The taxpayers, U.S. citizens, were residents of the Virgin Islands. They asserted that they had satisfied both their U.S. and Virgin Islands tax obligations by filing a return with the Virgin Islands Bureau of Internal Revenue (BIR) and by paying taxes on their worldwide income to the Virgin Islands. As such, they asserted they were relieved of any obligation to file a return with the IRS or pay taxes to the United States.
They did not file income tax returns with the IRS for the years at issue (2002, 2003, and 2004).
In 2009 and 2010, the IRS issued deficiency notices to the taxpayer for 2002, 2003, and 2004, asserting (1) the taxpayers were not bona fide residents of the Virgin Islands during those years and were to have filed federal tax returns; and (2) some of the income classified as Virgin Islands income was, in fact, U.S. income and was subject to federal income tax.
The IRS deficiency notices were issued more than three years after the Virgin Island returns were filed; however, the IRS asserted that collection was not barred because of the taxpayers’ failure to file federal income tax returns.
The taxpayers filed petitions with the Tax Court, and the Virgin Islands moved to intervene—which the Tax Court denied, and this appeal followed.
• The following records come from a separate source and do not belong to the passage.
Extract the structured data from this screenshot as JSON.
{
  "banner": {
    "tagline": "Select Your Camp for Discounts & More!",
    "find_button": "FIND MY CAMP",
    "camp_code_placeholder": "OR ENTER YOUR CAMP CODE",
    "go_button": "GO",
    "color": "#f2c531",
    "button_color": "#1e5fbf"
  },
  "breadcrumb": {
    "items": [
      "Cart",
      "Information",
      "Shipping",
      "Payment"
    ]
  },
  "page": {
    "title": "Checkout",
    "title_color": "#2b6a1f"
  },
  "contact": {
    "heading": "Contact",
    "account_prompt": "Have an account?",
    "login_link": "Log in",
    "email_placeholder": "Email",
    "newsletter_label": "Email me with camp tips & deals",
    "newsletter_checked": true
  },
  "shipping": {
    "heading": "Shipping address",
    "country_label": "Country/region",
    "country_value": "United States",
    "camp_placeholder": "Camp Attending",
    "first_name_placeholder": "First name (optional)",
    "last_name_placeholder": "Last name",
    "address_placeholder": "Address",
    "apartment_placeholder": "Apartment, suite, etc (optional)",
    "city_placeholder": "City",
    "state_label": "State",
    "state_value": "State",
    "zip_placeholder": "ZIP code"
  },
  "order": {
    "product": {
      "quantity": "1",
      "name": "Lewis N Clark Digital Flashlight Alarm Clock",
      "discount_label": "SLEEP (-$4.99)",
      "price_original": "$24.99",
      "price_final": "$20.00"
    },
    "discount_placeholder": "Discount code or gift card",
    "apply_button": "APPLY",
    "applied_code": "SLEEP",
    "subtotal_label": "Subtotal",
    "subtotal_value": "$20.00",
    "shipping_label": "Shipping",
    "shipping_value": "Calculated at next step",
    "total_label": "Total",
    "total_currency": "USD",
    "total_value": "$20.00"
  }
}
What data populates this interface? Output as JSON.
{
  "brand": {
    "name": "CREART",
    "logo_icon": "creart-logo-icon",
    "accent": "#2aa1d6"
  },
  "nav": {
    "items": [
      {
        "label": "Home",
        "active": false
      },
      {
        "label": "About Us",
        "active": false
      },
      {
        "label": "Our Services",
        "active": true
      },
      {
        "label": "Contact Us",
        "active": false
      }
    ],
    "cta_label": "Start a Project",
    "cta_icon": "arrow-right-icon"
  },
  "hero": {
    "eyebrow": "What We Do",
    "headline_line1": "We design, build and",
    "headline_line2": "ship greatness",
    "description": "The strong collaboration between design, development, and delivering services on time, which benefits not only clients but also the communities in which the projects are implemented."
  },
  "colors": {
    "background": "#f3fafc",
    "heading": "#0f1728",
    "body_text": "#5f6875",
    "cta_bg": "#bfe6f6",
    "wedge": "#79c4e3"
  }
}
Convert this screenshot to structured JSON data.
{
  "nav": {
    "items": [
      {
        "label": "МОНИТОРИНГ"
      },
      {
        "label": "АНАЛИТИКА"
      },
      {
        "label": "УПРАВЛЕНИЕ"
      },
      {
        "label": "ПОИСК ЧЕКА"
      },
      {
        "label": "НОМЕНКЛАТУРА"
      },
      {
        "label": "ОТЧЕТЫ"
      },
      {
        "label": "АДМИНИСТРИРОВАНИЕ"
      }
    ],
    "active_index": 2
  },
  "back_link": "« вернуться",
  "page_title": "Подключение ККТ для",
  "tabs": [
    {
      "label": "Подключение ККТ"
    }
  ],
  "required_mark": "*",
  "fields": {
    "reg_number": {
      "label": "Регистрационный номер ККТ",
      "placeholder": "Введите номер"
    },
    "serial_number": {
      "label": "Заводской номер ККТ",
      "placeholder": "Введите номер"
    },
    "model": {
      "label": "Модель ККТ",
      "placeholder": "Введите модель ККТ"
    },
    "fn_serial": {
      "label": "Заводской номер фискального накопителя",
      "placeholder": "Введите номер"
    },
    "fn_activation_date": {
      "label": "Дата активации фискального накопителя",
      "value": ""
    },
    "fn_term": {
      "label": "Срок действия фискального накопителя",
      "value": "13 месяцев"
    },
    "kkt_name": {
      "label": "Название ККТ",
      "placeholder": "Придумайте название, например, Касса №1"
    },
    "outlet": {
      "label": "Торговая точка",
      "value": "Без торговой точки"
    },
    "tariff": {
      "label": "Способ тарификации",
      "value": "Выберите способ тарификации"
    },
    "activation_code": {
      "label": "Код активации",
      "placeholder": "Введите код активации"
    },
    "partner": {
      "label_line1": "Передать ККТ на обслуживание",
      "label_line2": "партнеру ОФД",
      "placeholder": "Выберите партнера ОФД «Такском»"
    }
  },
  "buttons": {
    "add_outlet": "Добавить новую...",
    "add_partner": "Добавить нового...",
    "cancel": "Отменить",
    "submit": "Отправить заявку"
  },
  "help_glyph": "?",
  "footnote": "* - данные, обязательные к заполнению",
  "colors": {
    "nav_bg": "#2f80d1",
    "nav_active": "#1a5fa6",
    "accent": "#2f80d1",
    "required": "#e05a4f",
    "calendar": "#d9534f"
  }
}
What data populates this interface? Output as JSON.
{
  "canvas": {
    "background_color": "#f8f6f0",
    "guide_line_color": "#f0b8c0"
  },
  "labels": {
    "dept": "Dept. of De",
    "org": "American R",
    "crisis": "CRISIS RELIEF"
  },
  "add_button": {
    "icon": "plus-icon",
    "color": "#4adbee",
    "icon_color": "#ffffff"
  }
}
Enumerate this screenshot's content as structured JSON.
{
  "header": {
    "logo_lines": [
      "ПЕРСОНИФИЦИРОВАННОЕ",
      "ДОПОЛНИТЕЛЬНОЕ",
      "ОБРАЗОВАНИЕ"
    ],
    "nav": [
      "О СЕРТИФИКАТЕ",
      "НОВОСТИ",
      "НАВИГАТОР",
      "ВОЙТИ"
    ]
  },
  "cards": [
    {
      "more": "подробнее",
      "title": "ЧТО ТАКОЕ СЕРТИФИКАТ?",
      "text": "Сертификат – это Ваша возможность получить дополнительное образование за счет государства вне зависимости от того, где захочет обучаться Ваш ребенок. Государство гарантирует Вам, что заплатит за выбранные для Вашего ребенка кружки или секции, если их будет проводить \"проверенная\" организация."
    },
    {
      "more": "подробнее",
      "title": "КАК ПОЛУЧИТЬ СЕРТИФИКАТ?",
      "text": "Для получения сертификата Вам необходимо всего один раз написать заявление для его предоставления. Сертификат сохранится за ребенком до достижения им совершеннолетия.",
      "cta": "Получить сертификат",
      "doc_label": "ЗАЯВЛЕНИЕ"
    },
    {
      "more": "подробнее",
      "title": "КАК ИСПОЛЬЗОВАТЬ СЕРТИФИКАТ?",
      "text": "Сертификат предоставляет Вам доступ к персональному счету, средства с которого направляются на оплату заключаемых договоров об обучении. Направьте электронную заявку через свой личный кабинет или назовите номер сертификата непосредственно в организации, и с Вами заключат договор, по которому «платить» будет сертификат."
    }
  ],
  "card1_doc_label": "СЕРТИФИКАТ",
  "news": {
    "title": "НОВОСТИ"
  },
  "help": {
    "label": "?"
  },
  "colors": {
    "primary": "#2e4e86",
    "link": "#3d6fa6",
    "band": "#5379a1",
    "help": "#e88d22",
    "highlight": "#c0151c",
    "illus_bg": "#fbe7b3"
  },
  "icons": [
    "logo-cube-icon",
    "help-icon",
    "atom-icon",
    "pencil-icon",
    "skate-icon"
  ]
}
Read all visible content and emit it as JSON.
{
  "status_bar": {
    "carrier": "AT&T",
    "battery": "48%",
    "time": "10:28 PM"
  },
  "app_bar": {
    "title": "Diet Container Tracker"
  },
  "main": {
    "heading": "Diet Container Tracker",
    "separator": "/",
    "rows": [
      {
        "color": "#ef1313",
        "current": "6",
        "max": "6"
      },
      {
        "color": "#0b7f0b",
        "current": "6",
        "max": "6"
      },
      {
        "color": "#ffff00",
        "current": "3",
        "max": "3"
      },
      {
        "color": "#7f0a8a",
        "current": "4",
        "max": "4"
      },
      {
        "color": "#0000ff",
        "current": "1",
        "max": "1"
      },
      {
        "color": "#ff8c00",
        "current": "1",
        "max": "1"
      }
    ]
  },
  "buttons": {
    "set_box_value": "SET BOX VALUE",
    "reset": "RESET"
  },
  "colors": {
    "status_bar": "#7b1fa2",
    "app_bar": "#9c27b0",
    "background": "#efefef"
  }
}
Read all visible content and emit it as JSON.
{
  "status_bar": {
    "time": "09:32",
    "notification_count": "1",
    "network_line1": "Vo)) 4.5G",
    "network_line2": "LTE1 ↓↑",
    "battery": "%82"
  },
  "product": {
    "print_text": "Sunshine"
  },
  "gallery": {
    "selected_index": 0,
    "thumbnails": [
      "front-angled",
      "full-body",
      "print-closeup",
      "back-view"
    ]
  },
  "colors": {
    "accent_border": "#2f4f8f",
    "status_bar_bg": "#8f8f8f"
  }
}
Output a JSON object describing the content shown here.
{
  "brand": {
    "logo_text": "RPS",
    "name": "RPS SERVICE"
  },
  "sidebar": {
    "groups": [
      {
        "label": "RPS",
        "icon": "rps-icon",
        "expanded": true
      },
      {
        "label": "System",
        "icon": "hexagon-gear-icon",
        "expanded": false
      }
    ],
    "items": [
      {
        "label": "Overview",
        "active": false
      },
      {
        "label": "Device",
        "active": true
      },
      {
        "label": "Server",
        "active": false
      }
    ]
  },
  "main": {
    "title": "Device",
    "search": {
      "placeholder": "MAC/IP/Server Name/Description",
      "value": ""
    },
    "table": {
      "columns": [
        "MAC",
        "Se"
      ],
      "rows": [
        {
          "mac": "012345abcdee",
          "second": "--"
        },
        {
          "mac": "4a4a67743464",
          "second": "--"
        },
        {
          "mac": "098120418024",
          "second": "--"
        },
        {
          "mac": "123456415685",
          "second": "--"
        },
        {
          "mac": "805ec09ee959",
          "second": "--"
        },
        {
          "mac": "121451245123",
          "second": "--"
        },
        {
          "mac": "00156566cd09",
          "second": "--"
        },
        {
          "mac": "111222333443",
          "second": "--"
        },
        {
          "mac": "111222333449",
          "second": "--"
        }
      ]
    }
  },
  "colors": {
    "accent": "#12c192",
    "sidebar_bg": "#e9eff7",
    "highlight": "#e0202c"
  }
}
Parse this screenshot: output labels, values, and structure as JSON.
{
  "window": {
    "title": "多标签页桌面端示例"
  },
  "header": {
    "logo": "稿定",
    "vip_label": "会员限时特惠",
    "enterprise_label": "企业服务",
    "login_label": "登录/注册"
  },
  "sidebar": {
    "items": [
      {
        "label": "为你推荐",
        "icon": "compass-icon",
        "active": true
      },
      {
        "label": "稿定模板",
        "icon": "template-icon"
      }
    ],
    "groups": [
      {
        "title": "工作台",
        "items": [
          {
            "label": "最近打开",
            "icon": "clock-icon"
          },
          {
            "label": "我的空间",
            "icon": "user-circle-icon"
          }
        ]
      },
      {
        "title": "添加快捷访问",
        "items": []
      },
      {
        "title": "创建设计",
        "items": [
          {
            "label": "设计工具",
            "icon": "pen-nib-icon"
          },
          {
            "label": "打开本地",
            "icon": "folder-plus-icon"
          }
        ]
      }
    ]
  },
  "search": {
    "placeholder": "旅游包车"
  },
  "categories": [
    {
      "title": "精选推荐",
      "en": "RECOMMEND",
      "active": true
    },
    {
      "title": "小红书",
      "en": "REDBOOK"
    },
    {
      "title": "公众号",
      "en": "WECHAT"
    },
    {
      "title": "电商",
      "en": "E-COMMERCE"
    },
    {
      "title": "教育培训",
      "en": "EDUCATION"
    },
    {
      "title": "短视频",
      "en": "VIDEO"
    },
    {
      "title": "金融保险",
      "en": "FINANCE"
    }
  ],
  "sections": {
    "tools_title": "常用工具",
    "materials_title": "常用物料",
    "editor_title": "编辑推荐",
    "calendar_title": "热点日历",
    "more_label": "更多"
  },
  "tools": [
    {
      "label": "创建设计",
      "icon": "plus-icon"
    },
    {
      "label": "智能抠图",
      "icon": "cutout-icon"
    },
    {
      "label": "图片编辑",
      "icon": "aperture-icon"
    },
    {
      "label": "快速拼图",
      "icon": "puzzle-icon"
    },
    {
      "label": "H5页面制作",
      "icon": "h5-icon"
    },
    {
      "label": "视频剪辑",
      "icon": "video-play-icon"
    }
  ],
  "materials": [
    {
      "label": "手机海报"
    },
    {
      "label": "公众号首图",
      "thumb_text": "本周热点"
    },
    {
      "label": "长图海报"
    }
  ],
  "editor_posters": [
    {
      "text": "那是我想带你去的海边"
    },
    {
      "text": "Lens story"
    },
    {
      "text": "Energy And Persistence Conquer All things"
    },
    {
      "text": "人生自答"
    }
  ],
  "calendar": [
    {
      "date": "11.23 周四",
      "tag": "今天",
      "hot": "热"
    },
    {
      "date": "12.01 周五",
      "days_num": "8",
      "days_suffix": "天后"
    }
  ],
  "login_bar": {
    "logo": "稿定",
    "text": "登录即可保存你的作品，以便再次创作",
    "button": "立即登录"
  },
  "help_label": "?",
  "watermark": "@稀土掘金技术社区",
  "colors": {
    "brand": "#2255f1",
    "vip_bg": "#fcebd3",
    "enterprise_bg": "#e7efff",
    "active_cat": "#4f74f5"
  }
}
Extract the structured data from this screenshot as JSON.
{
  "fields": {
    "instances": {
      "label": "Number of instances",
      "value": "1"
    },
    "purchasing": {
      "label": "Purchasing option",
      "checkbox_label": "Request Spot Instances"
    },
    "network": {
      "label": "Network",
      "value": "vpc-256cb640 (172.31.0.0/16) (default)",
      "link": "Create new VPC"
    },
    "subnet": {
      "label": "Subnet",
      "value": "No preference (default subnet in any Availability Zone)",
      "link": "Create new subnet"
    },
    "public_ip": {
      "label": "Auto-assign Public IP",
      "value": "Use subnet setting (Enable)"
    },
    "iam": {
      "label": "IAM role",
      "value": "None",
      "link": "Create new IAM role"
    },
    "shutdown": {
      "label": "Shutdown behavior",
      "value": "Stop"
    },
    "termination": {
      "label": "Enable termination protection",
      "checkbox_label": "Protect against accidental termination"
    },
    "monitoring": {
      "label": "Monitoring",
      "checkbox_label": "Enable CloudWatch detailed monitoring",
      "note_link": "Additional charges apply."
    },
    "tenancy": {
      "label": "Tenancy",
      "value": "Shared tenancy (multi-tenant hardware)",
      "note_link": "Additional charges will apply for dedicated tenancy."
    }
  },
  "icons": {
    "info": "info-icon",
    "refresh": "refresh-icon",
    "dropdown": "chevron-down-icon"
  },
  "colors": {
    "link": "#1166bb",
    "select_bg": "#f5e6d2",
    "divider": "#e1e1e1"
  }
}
The Eleventh Circuit today reversed and remanded the cases to the Tax Court, with instructions to grant the motion to intervene. The appeals court found that the Virgin Islands has an interest in the Tax Court proceedings and that the findings would have practical implications for the Virgin Islands taxation of the same individuals.